year = "2016",
month = jul,
day = "21",
doi = "10.1123/ijspp.2015-0512",
language = "English",
journal = "International journal of sports physiology and performance ",
issn = "1555-0265",
publisher = "Human Kinetics Publishers Inc.",

}

RIS

TY - JOUR

T1 - Is Soleus Muscle Tendon Unit Behavior Related to Ground Force Application During the Sprint Start?

AU - Schrödter, Erik

AU - Brüggemann, Gert-Peter

AU - Willwacher, Steffen

PY - 2016/7/21

Y1 - 2016/7/21

N2 - PURPOSE: This study aimed to describe the stretch shortening behavior of ankle plantarflexing muscle tendon units during the push off in a sprint start.METHODS: For this purpose, 54 male (100 m PR: 9.58-12.07 s) and 34 female (100 m PR: 11.05-14.00 s) sprinters were analyzed using an instrumented starting block and 2D high speed video imaging. Analysis was performed separately for front and rear legs, while accounting for block obliquities and performance levels.RESULTS: The results showed clear signs of a dorsiflexion in the upper ankle joint (front block 15.8 ± 7.4°, 95% CI: 13.2 - 18.2°; rear block 8.0 ± 5.7°, 95% CI: 6.4 - 9.7°) preceding plantarflexion. When observing the athletes using their natural block settings, block obliquity did not show to significantly affect push off characteristics. It seems that the SSC like motion of the soleus muscle tendon unit has an enhancing influence on push off force generation.CONCLUSION: This study provides the first systematic observation of ankle joint stretch shortening behavior for sprinters of a wide range of performance levels. Our findings highlight the importance of reactive type training for the improvement of starting performance. Nonetheless, future studies need to resolve the independent contributions of tendinous and muscle fascicle structures to overall muscle tendon unit performance.

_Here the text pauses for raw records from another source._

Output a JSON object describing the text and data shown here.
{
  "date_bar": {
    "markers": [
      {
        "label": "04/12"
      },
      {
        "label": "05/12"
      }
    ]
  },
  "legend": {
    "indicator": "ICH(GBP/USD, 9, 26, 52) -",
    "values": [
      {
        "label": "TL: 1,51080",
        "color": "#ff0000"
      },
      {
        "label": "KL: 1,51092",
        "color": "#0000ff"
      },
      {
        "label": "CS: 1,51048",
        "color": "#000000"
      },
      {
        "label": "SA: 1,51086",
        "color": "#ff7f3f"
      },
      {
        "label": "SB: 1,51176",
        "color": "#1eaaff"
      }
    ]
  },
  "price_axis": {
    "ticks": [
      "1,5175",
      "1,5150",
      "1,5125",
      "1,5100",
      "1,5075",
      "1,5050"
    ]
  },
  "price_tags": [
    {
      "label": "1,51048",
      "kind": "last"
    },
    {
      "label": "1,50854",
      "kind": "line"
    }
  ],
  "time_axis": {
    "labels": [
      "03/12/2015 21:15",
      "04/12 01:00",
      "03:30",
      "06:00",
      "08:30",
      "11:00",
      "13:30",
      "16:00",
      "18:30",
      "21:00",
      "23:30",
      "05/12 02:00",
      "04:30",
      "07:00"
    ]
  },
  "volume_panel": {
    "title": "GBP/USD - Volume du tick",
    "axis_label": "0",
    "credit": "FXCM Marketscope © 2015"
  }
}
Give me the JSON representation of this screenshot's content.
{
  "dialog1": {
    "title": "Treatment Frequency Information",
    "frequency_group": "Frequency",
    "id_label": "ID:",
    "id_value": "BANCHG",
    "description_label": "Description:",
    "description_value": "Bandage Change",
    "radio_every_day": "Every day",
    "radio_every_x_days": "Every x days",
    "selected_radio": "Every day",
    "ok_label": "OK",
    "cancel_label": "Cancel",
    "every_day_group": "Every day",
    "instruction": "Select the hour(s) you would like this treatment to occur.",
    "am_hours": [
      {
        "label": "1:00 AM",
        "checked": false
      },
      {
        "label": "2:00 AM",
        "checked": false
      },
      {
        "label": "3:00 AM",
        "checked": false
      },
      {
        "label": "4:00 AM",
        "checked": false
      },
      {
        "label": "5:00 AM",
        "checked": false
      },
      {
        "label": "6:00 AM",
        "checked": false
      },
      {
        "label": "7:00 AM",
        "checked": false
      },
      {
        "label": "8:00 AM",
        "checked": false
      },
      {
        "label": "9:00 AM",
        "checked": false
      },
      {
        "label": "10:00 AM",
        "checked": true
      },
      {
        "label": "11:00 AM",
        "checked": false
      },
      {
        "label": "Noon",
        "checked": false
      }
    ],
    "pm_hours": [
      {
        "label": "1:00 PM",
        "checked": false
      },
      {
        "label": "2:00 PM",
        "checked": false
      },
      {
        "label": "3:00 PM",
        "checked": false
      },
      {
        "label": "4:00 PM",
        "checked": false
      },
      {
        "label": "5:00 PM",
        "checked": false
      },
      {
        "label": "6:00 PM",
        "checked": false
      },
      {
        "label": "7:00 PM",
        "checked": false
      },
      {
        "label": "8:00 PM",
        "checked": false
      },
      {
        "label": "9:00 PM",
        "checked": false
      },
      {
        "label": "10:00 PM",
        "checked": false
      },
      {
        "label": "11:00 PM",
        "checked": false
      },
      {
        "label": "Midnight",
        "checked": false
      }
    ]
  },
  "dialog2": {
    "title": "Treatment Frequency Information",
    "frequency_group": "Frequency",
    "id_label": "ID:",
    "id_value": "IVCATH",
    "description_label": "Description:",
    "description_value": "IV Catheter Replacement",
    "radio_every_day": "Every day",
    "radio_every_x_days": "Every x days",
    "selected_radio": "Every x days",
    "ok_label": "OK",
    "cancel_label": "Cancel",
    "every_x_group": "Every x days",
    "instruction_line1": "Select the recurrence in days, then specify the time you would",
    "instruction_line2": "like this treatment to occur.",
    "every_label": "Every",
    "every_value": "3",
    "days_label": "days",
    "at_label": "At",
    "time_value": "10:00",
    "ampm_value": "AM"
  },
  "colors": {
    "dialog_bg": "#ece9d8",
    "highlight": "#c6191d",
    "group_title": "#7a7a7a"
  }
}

AB - PURPOSE: This study aimed to describe the stretch shortening behavior of ankle plantarflexing muscle tendon units during the push off in a sprint start.METHODS: For this purpose, 54 male (100 m PR: 9.58-12.07 s) and 34 female (100 m PR: 11.05-14.00 s) sprinters were analyzed using an instrumented starting block and 2D high speed video imaging. Analysis was performed separately for front and rear legs, while accounting for block obliquities and performance levels.RESULTS: The results showed clear signs of a dorsiflexion in the upper ankle joint (front block 15.8 ± 7.4°, 95% CI: 13.2 - 18.2°; rear block 8.0 ± 5.7°, 95% CI: 6.4 - 9.7°) preceding plantarflexion. When observing the athletes using their natural block settings, block obliquity did not show to significantly affect push off characteristics. It seems that the SSC like motion of the soleus muscle tendon unit has an enhancing influence on push off force generation.CONCLUSION: This study provides the first systematic observation of ankle joint stretch shortening behavior for sprinters of a wide range of performance levels. Our findings highlight the importance of reactive type training for the improvement of starting performance. Nonetheless, future studies need to resolve the independent contributions of tendinous and muscle fascicle structures to overall muscle tendon unit performance.

U2 - 10.1123/ijspp.2015-0512

DO - 10.1123/ijspp.2015-0512

M3 - Journal articles

C2 - 27448392

JO - International journal of sports physiology and performance

JF - International journal of sports physiology and performance

SN - 1555-0265

ER -

ID: 2393187